Recipient Friedrich Adolf Riedesel (1738-1800) was commander of the Braunschweiger Jäger, a regiment of soldiers from the Duchy of Brunswick among the German units hired by the British during the American War of Independence. Major General Baron de Riedesel commanded all German soldiers in the ill-fated 1777 Saratoga Campaign, led by British General John Burgoyne. The end result of this campaign, when the surrounded Burgoyne surrendered with his 6000 troops, is generally seen as the turning point in the war. Riedesel himself was captured (along with his wife) at this time, as was General Burgoyne; he was eventually exchanged for American General William Thompson. The Baron commanded troops on Long Island in the winter of 1780-81. In 1781, Quebec governor Frederick Haldimand named Riedesel officer in charge of the Sorel District, where he and his family stayed until his departure from North America at the end of the summer of 1784. Clearly Riedesel had communicated his belief that Washington was favoring British officers over German in recent prisoner exchanges, and a perhaps somewhat testy Washington clarifies his position, providing evidence in the form of copies of recent letters, and points out: "were I inclined to partiality in favor of the British Officers, I have it not in my power to exercise it, as the choice of objects of exchange does not lie with me."
However, Washington does grant Riedesel's specific request to allow Major Justus Christoph de Meibom, a German officer of the Brunswick Dragoons who had been captured at the Battle of Bennington in 1777, to go to New York City. This was likely to obtain funds so that he and fellow officers would be able to purchase food and clothing. The year prior, in March 1780, Washington had authorized an officer to enter New York City on Meibom's behalf; shortly after this exchange with Baron Riedesel, on May 11, 1781, Washington sent a letter to Elias Dayton authorizing Meibom to visit New York City himself.

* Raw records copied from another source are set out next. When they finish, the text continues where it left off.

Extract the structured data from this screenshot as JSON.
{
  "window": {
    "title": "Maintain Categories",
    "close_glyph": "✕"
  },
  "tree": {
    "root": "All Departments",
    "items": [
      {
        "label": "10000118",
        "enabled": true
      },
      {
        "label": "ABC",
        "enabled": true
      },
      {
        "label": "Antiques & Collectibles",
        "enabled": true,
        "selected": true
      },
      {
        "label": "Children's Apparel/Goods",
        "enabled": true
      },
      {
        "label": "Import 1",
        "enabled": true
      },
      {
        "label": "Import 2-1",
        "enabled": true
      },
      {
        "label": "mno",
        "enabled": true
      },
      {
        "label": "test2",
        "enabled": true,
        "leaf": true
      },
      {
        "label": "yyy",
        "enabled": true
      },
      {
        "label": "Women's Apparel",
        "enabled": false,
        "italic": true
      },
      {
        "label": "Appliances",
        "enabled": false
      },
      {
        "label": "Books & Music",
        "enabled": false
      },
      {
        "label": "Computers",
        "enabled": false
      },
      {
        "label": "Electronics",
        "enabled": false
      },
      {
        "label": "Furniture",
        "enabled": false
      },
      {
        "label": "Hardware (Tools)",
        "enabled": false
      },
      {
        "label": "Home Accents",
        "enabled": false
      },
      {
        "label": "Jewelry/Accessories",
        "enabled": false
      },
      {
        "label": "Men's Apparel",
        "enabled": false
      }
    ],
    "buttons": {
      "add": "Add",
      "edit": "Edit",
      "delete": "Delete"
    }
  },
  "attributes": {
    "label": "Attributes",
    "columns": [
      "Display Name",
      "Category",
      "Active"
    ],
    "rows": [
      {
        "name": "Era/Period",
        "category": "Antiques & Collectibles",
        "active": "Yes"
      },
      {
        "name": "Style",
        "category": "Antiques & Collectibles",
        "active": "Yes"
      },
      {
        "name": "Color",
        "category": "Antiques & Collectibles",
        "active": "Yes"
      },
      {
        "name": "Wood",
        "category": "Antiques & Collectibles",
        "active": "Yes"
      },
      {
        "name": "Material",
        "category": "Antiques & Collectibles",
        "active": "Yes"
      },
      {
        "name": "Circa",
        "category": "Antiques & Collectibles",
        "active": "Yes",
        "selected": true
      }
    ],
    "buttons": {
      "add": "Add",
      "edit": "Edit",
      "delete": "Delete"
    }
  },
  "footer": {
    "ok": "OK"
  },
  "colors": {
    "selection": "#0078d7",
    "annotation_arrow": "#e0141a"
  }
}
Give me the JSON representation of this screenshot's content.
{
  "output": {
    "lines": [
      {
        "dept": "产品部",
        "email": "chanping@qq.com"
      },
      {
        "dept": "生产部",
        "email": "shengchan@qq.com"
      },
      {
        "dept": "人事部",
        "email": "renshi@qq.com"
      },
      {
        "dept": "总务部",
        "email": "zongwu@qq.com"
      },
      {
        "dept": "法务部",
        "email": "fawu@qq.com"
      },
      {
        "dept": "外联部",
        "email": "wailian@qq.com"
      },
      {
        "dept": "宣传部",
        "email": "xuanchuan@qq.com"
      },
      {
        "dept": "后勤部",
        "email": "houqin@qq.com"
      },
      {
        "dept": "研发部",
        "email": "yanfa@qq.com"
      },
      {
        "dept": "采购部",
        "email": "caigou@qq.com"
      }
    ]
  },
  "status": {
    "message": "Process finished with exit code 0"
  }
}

Letter fine, Washington's signature clear and bold. A superb letter signed.